drawback have been done away with. Furthermore, a new format of shipping
bill has been introduced at AFU and the same will be introduced at other
exporting stations as well. The Collectorate has conducted a series of
seminars in collaboration with different associations of exporters to
inform them about the rules and procedures of Customs authorities. A
handbook on Export Processing and Examination has been compiled.
The Collectorate has contemplated electronic link
with port authorities, banks, State Bank of Pakistan, shipping lines and
exporters. This system would ultimately lead to the creation of
paperless office environment. All the transactions would be executed
through transfer of data electronically.
Keeping in view the post September 11, 2001 scenario,
the Collectorate took extra measures to facilitate exporters. In this
regard all the rebate groups were given specific directions to clear all
outstanding duty drawback claims by December 31, 2001. The officers and
staff of the Collectorate worked round the clock, even during Ramadan
and Eid holidays to process and approve the claims.
In addition round the clock examination facility was
made available to exporters at all the exporting stations. During the
last days of December 2001, the facility for processing of export
documents was extended round the clock. These measures resulted in
increase of exports.
A number of schemes have been launched for exporters
to obtain duty free raw materials. In this regard a scheme called Duty
and Tax Remission for Exports was introduced on June 18, 2001. Under
this scheme an exporter furnishes an application to the Collector of

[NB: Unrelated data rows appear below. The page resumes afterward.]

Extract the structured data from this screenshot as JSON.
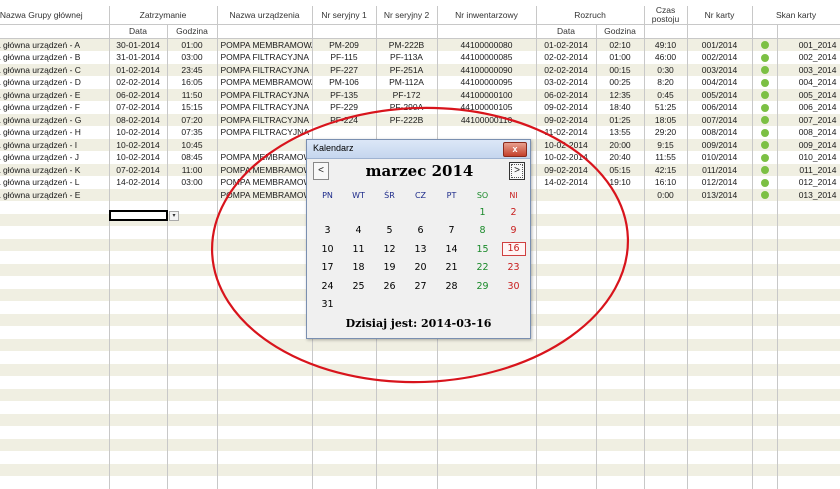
{
  "sheet": {
    "header_top": [
      "Nazwa Grupy głównej",
      "Zatrzymanie",
      "Nazwa urządzenia",
      "Nr seryjny 1",
      "Nr seryjny 2",
      "Nr inwentarzowy",
      "Rozruch",
      "Czas postoju",
      "Nr karty",
      "Skan karty"
    ],
    "header_sub": [
      "Data",
      "Godzina",
      "Data",
      "Godzina"
    ],
    "rows": [
      {
        "group": "Grupa główna urządzeń - A",
        "stop_date": "30-01-2014",
        "stop_time": "01:00",
        "device": "POMPA MEMBRAMOWA",
        "sn1": "PM-209",
        "sn2": "PM-222B",
        "inv": "44100000080",
        "start_date": "01-02-2014",
        "start_time": "02:10",
        "downtime": "49:10",
        "card": "001/2014",
        "scan": "001_2014"
      },
      {
        "group": "Grupa główna urządzeń - B",
        "stop_date": "31-01-2014",
        "stop_time": "03:00",
        "device": "POMPA FILTRACYJNA",
        "sn1": "PF-115",
        "sn2": "PF-113A",
        "inv": "44100000085",
        "start_date": "02-02-2014",
        "start_time": "01:00",
        "downtime": "46:00",
        "card": "002/2014",
        "scan": "002_2014"
      },
      {
        "group": "Grupa główna urządzeń - C",
        "stop_date": "01-02-2014",
        "stop_time": "23:45",
        "device": "POMPA FILTRACYJNA",
        "sn1": "PF-227",
        "sn2": "PF-251A",
        "inv": "44100000090",
        "start_date": "02-02-2014",
        "start_time": "00:15",
        "downtime": "0:30",
        "card": "003/2014",
        "scan": "003_2014"
      },
      {
        "group": "Grupa główna urządzeń - D",
        "stop_date": "02-02-2014",
        "stop_time": "16:05",
        "device": "POMPA MEMBRAMOWA",
        "sn1": "PM-106",
        "sn2": "PM-112A",
        "inv": "44100000095",
        "start_date": "03-02-2014",
        "start_time": "00:25",
        "downtime": "8:20",
        "card": "004/2014",
        "scan": "004_2014"
      },
      {
        "group": "Grupa główna urządzeń - E",
        "stop_date": "06-02-2014",
        "stop_time": "11:50",
        "device": "POMPA FILTRACYJNA",
        "sn1": "PF-135",
        "sn2": "PF-172",
        "inv": "44100000100",
        "start_date": "06-02-2014",
        "start_time": "12:35",
        "downtime": "0:45",
        "card": "005/2014",
        "scan": "005_2014"
      },
      {
        "group": "Grupa główna urządzeń - F",
        "stop_date": "07-02-2014",
        "stop_time": "15:15",
        "device": "POMPA FILTRACYJNA",
        "sn1": "PF-229",
        "sn2": "PF-290A",
        "inv": "44100000105",
        "start_date": "09-02-2014",
        "start_time": "18:40",
        "downtime": "51:25",
        "card": "006/2014",
        "scan": "006_2014"
      },
      {
        "group": "Grupa główna urządzeń - G",
        "stop_date": "08-02-2014",
        "stop_time": "07:20",
        "device": "POMPA FILTRACYJNA",
        "sn1": "PF-224",
        "sn2": "PF-222B",
        "inv": "44100000110",
        "start_date": "09-02-2014",
        "start_time": "01:25",
        "downtime": "18:05",
        "card": "007/2014",
        "scan": "007_2014"
      },
      {
        "group": "Grupa główna urządzeń - H",
        "stop_date": "10-02-2014",
        "stop_time": "07:35",
        "device": "POMPA FILTRACYJNA",
        "sn1": "",
        "sn2": "",
        "inv": "",
        "start_date": "11-02-2014",
        "start_time": "13:55",
        "downtime": "29:20",
        "card": "008/2014",
        "scan": "008_2014"
      },
      {
        "group": "Grupa główna urządzeń - I",
        "stop_date": "10-02-2014",
        "stop_time": "10:45",
        "device": "",
        "sn1": "",
        "sn2": "",
        "inv": "",
        "start_date": "10-02-2014",
        "start_time": "20:00",
        "downtime": "9:15",
        "card": "009/2014",
        "scan": "009_2014"
      },
      {
        "group": "Grupa główna urządzeń - J",
        "stop_date": "10-02-2014",
        "stop_time": "08:45",
        "device": "POMPA MEMBRAMOWA",
        "sn1": "",
        "sn2": "",
        "inv": "",
        "start_date": "10-02-2014",
        "start_time": "20:40",
        "downtime": "11:55",
        "card": "010/2014",
        "scan": "010_2014"
      },
      {
        "group": "Grupa główna urządzeń - K",
        "stop_date": "07-02-2014",
        "stop_time": "11:00",
        "device": "POMPA MEMBRAMOWA",
        "sn1": "",
        "sn2": "",
        "inv": "",
        "start_date": "09-02-2014",
        "start_time": "05:15",
        "downtime": "42:15",
        "card": "011/2014",
        "scan": "011_2014"
      },
      {
        "group": "Grupa główna urządzeń - L",
        "stop_date": "14-02-2014",
        "stop_time": "03:00",
        "device": "POMPA MEMBRAMOWA",
        "sn1": "",
        "sn2": "",
        "inv": "",
        "start_date": "14-02-2014",
        "start_time": "19:10",
        "downtime": "16:10",
        "card": "012/2014",
        "scan": "012_2014"
      },
      {
        "group": "Grupa główna urządzeń - E",
        "stop_date": "",
        "stop_time": "",
        "device": "POMPA MEMBRAMOWA",
        "sn1": "",
        "sn2": "",
        "inv": "",
        "start_date": "",
        "start_time": "",
        "downtime": "0:00",
        "card": "013/2014",
        "scan": "013_2014"
      }
    ],
    "dropdown_arrow": "▾"
  },
  "dialog": {
    "title": "Kalendarz",
    "close": "x",
    "prev": "<",
    "next": ">",
    "month": "marzec 2014",
    "weekdays": [
      "PN",
      "WT",
      "ŚR",
      "CZ",
      "PT",
      "SO",
      "NI"
    ],
    "weeks": [
      [
        "",
        "",
        "",
        "",
        "",
        "1",
        "2"
      ],
      [
        "3",
        "4",
        "5",
        "6",
        "7",
        "8",
        "9"
      ],
      [
        "10",
        "11",
        "12",
        "13",
        "14",
        "15",
        "16"
      ],
      [
        "17",
        "18",
        "19",
        "20",
        "21",
        "22",
        "23"
      ],
      [
        "24",
        "25",
        "26",
        "27",
        "28",
        "29",
        "30"
      ],
      [
        "31",
        "",
        "",
        "",
        "",
        "",
        ""
      ]
    ],
    "today_label": "Dzisiaj jest: 2014-03-16",
    "today_day": "16"
  },
  "colors": {
    "status_green": "#7cc043",
    "annotation_red": "#d8141c",
    "weekend_sat": "#1a8a2a",
    "weekend_sun": "#c81e1e"
  }
}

Customs alongwith list of goods he intends to export and inputs to be
imported or purchased locally for use in the manufacturing. For
manufacturer-cum-exporter the delivery of inputs is allowed without

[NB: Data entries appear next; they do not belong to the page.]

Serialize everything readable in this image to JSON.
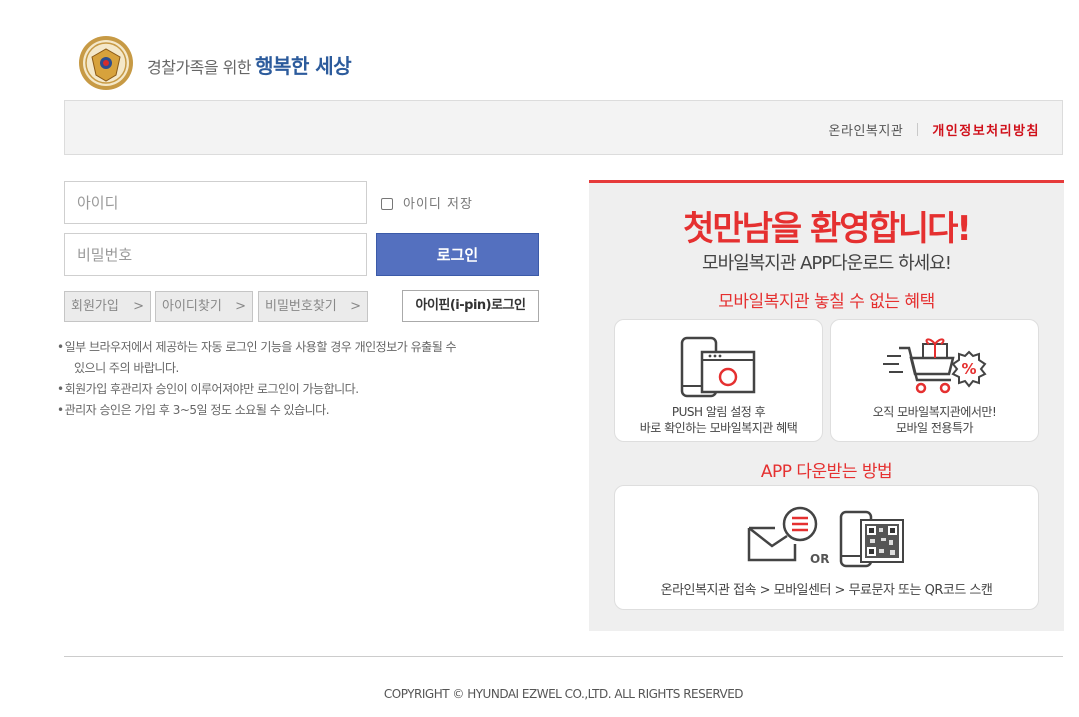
{
  "brand": {
    "tagline": "경찰가족을 위한",
    "tagline_strong": "행복한 세상"
  },
  "topbar": {
    "link_online": "온라인복지관",
    "link_privacy": "개인정보처리방침"
  },
  "login": {
    "id_placeholder": "아이디",
    "pw_placeholder": "비밀번호",
    "save_id_label": "아이디 저장",
    "save_id_checked": false,
    "login_button": "로그인",
    "join": "회원가입",
    "find_id": "아이디찾기",
    "find_pw": "비밀번호찾기",
    "ipin_login": "아이핀(i-pin)로그인"
  },
  "notes": [
    "일부 브라우저에서 제공하는 자동 로그인 기능을 사용할 경우 개인정보가 유출될 수",
    "있으니 주의 바랍니다.",
    "회원가입 후관리자 승인이 이루어져야만 로그인이 가능합니다.",
    "관리자 승인은 가입 후 3~5일 정도 소요될 수 있습니다."
  ],
  "promo": {
    "title": "첫만남을 환영합니다!",
    "subtitle": "모바일복지관 APP다운로드 하세요!",
    "benefit_heading": "모바일복지관 놓칠 수 없는 혜택",
    "card1_line1": "PUSH 알림 설정 후",
    "card1_line2": "바로 확인하는 모바일복지관 혜택",
    "card2_line1": "오직 모바일복지관에서만!",
    "card2_line2": "모바일 전용특가",
    "download_heading": "APP 다운받는 방법",
    "or_label": "OR",
    "download_steps": "온라인복지관 접속 > 모바일센터 > 무료문자 또는 QR코드 스캔",
    "accent_color": "#e53030"
  },
  "footer": {
    "copyright": "COPYRIGHT © HYUNDAI EZWEL CO.,LTD. ALL RIGHTS RESERVED"
  },
  "icons": {
    "logo": "police-emblem-icon",
    "checkbox": "checkbox-icon",
    "arrow": "chevron-right-icon",
    "push": "phone-browser-icon",
    "discount": "shopping-cart-discount-icon",
    "message": "envelope-message-icon",
    "qr": "phone-qr-icon"
  }
}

payment of any duties and taxes against indemnity bond or post dated
cheques. Commercial exporter has to produce irrevocable bank guarantee.

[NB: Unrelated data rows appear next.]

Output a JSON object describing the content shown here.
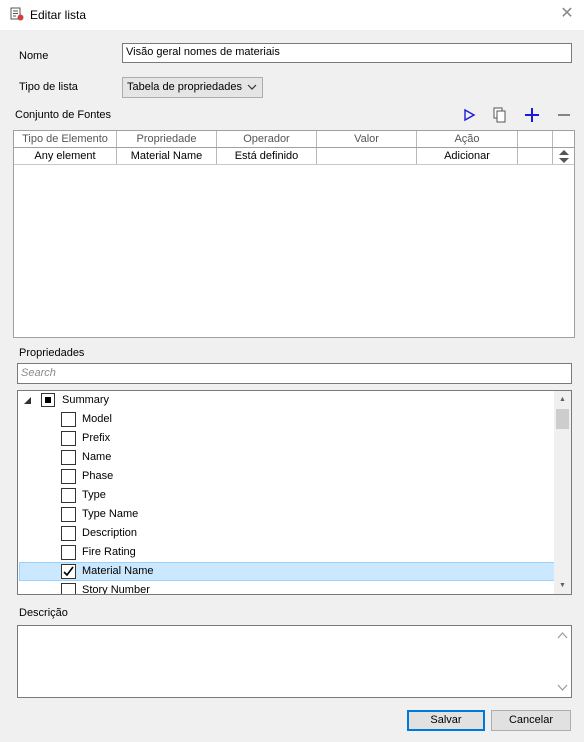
{
  "window": {
    "title": "Editar lista",
    "icon": "list-edit-icon"
  },
  "form": {
    "name_label": "Nome",
    "name_value": "Visão geral nomes de materiais",
    "list_type_label": "Tipo de lista",
    "list_type_value": "Tabela de propriedades",
    "source_set_label": "Conjunto de  Fontes"
  },
  "toolbar": {
    "run_icon": "play-icon",
    "copy_icon": "copy-icon",
    "add_icon": "plus-icon",
    "remove_icon": "minus-icon",
    "accent_color": "#1a1adb"
  },
  "grid": {
    "columns": [
      "Tipo de Elemento",
      "Propriedade",
      "Operador",
      "Valor",
      "Ação",
      ""
    ],
    "rows": [
      [
        "Any element",
        "Material Name",
        "Está definido",
        "",
        "Adicionar",
        ""
      ]
    ]
  },
  "properties": {
    "label": "Propriedades",
    "search_placeholder": "Search",
    "root": {
      "label": "Summary",
      "state": "partial"
    },
    "items": [
      {
        "label": "Model",
        "checked": false
      },
      {
        "label": "Prefix",
        "checked": false
      },
      {
        "label": "Name",
        "checked": false
      },
      {
        "label": "Phase",
        "checked": false
      },
      {
        "label": "Type",
        "checked": false
      },
      {
        "label": "Type Name",
        "checked": false
      },
      {
        "label": "Description",
        "checked": false
      },
      {
        "label": "Fire Rating",
        "checked": false
      },
      {
        "label": "Material Name",
        "checked": true,
        "selected": true
      },
      {
        "label": "Story Number",
        "checked": false
      }
    ]
  },
  "description": {
    "label": "Descrição",
    "value": ""
  },
  "buttons": {
    "save": "Salvar",
    "cancel": "Cancelar"
  }
}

An exporter may get the goods manufactured from anywhere in Pakistan.
Any purchases of inputs from domestic suppliers by an exporter under
these rules are being zero rated, exempted from payment of sales tax and
In order to resolve the problems faced by exporters
and to facilitate exporters, the Collectorate has constituted an Export
Facilitation Committee which comprises of representatives from various
trade bodies as well as officers from the Collectorate.
The Collectorate has initiated another step to
facilitate the exporters by establishing an EFC at M. I. Yard, West
Wharf, Karachi. Two such centres at AFU and Port Qasim, Karachi are
already functioning. This Centre has started working on February 26,
2002. The objective to establish this Centre is to ensure processing of
export documents under one roof. Under this, exporters/clearing agents
will submit the documents at the Receipt Counter which will affix
machine number and detach necessary documents and hand over the
documents to the clearing agent/exporter for necessary wharfage payments
and related activities. The documents will again be presented at the EFC
counter. The EFC staff will enter all the related documents to the bill
of export into the computer. Duties and taxes will be computed after
necessary verification and validation of data. The clearing
agent/exporter will make the necessary payments at bank. The processing
status of various bill of export will be available to the clearing
agents/exporters on the Status Display Monitors. In addition, this
Centre will also provide the facilities of e-mail, fax, telephone,
photocopier and typing to traders. The automation of processing of
export bills will bring transparency in the system and will also save
time of exporters as well as Customs staff. On top of everything, it
will help in making fiscal policy forthe country.
The Collectorate has also launched its website
recently. It contains up to date information about export
policy/procedures and notifications which will facilitate the exporters
in filing and processing of their shipping bills and rebate claims. The
Exports General Manifest (EGM) will also be available on the website.
This will enable the exporters to have the latest information about
their export consignments. The next phase includes hyperlinks with the
websites of leading exporters and other organizations related to foreign